McBride. John McLauchlin. D.
Lee Ralston, John Daly, Floyd
Malone and Joe Machicote.
Mrs. Stenkamp was a native of
Westphalia, Germany, and came
to Bend in 1922. She is survived
by her husband; two sons. Henry
J. Stenkamp Jr., Bend, and Hu
bert G. Stenkamp, with the U.S.
Air Force in Florida, and one
daughter, Maria T. Crawford.
Bend, and two brothers, Fred
Sachtjen, Bend, and Henry Sacht
jen, Berkeley, Calif. There are
seven grandchildren.
Burial was in Pilot Butte ceme
tery. Forest session
held on Monday
Policies, programs and proce
dures affecting U.S. National For
est Administration were discuss
ed at a conference in Portland
The meeting was that of the Pa
cific Northwest Regional Advisory
Council of the U.S. Forest Service
headed by Philip S. Hitchcock,
White Swan, Wash., chairman.
Oregon members of the group
include D. L.' Pcnhollow of Des
chutes county and LaSelle E.
Coles, Prineville.
The eroUD. formed in 1952. coun
sels the regional forester, J. Her- J
bert Stone, Portland, and the di-1
rector of the Pacific Northwest
Forest and Range Experiment '
Station, Robert W. Cowlin, also of
Oregon schools
set observance
By United Press International
Lights will burn late in Oregon ;
schools Thursday to call attention !
to education in the state. j

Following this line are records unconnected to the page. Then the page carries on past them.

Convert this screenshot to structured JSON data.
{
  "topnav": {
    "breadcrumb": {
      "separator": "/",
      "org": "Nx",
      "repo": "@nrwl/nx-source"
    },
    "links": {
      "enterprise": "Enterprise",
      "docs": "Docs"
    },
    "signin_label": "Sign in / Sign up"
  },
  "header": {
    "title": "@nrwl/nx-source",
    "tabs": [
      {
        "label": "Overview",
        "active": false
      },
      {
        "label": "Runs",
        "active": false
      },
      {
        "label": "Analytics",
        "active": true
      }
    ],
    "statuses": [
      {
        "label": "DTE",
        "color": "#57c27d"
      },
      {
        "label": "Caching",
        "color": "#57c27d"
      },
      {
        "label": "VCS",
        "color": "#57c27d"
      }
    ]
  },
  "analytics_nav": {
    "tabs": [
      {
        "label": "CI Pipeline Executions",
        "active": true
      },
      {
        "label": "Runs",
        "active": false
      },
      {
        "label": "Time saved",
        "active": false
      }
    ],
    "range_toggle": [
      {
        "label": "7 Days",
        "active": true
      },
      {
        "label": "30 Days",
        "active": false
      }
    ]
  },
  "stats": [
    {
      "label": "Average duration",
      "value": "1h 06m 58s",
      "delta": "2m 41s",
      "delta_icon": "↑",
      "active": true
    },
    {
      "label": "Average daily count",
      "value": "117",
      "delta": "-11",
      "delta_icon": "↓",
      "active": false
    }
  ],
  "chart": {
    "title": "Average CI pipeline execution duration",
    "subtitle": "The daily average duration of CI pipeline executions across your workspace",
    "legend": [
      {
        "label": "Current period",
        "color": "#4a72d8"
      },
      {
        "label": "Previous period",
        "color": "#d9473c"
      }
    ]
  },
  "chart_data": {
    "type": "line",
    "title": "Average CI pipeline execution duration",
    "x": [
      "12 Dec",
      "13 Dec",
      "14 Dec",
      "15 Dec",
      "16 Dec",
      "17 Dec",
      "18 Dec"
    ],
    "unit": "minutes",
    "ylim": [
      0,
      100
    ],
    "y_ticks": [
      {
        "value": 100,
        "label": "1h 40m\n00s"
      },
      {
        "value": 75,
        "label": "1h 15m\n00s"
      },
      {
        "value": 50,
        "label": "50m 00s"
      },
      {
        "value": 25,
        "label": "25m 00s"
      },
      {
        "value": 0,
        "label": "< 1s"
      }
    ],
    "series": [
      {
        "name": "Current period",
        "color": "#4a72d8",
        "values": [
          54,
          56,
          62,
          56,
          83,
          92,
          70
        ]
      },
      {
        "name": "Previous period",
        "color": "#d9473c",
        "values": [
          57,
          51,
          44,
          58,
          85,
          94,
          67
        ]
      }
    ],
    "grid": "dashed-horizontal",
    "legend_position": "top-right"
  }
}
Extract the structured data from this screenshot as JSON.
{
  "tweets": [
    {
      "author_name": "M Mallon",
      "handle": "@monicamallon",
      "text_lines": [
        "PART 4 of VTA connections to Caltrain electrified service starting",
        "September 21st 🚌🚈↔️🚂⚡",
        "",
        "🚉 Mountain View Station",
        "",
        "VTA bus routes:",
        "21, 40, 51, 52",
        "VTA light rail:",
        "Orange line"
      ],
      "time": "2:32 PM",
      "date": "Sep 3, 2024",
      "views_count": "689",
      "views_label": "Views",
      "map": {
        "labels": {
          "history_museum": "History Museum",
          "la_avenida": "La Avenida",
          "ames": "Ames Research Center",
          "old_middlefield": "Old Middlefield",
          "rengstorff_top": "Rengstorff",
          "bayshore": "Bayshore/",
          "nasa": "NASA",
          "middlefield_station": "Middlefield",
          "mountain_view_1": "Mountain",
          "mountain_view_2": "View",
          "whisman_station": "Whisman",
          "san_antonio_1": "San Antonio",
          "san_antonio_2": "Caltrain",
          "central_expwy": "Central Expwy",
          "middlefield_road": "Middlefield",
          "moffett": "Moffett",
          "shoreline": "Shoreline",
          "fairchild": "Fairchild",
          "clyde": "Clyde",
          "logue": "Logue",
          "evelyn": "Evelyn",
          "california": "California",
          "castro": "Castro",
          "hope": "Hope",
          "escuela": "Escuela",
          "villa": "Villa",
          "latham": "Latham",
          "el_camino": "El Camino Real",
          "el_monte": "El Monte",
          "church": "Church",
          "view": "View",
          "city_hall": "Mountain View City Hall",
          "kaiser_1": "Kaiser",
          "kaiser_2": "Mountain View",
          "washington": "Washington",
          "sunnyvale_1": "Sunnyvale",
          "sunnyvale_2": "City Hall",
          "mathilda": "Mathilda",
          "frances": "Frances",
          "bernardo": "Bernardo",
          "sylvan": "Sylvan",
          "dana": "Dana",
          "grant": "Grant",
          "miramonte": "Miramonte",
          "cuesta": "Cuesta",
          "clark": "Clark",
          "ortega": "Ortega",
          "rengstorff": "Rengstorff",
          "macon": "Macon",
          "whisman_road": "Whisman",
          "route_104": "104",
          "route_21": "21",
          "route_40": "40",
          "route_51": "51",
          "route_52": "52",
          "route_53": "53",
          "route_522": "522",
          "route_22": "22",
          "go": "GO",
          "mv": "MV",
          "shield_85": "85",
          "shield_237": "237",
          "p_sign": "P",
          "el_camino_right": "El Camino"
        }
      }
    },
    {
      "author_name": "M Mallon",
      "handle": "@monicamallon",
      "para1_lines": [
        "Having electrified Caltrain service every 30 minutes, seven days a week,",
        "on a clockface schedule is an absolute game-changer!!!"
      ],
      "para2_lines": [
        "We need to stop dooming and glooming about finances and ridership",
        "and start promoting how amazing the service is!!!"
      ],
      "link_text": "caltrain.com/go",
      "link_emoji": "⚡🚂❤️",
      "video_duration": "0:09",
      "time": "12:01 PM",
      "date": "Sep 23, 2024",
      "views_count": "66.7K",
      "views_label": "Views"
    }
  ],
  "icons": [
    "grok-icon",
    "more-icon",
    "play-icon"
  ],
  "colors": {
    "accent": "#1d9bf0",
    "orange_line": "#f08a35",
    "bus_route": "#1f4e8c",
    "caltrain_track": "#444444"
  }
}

It will be the annual "Lights j
on for Education" observance,
sponsored by the Oregon Congress
of Parents and Teachers, the Ore
gon Education Association and the
Oregon School Boards Associa
tion. Theme this year will be "Pre
paring Your Child for a Changing
World." The observance will in
clude panel discussions.
Whatever you're looking for in
Id uWsk whisper qtulitf
UO group honors
2 area students
Special to The Bulletin
Eugene Women of the fresh
man class, who made grade point
averages of 3.00 (B average) or
above for their first term in the
University of Oregon, w ill be hon
ored Wednesday, February 14,
when Mortar Board holds its tra
ditional Smarty Party.
The University chapter of Mor
tar Board, national senior wom
en's honorary, gives the Smarty
Party annually in recognition of
the scholastic achievement of the
first-year coeds.
Invited to the Smarty Party
are: Leslie I. Johnson. Bend and
Linda A. Pearson, Sisters.
O Brown & Haley
From 75c
to $4.00
a car, look to the long Ford line
Unique ua ail ibe world
Station reports
two promotions
Executive promotions at radio
station KBND were announced
Monday by Frank Loggan, gen
eral manager.
Doug Gaines, for 10 years com
mercial manager, was named
president and sales manager.
Loggan was formerly president
Kessler Cannon, for 19 years
the "voice of KBND," was named
station manager
Gaines came to Bend in 1952 to
accept a position as commercial
manager of the radio station.
Cannon, state representative
from Deschutes County, is a for
mer Bend Senior First Citizen and
community leader.
'TIL 9 P.M.
Ph. EV 2-4521